• WORK TO BE COMPLETED: Find each line of the entries with the string "title", please, and copy it.

• Dataset records:

Start of Block

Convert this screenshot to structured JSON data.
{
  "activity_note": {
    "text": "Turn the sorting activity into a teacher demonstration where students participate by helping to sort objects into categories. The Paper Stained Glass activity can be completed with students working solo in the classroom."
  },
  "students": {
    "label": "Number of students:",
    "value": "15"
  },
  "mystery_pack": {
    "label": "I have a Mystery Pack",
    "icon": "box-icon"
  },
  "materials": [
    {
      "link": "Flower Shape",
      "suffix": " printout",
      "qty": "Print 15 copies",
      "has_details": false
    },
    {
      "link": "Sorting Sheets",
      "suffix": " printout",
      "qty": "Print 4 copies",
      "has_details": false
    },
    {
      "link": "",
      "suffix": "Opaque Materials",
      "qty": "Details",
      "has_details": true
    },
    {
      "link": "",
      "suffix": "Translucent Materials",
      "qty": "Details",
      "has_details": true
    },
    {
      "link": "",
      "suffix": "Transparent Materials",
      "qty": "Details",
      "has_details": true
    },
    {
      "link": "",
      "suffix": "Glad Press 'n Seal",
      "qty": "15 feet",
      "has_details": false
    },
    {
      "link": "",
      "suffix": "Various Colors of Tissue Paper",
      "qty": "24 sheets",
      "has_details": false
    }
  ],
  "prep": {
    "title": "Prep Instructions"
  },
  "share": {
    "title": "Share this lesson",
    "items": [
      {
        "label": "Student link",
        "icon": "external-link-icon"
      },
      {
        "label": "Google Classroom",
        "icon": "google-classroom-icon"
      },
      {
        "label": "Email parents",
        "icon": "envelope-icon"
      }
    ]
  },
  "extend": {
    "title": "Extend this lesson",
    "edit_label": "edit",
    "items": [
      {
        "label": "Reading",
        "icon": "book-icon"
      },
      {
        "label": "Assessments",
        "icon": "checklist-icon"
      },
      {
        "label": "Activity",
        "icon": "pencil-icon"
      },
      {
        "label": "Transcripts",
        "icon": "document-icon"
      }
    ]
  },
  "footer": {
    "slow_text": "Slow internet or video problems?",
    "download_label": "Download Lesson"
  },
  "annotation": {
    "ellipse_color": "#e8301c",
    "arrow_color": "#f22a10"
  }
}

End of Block

• ANSWER TO THE PROBLEM:
    "title": "Prep Instructions"
    "title": "Share this lesson",
    "title": "Extend this lesson",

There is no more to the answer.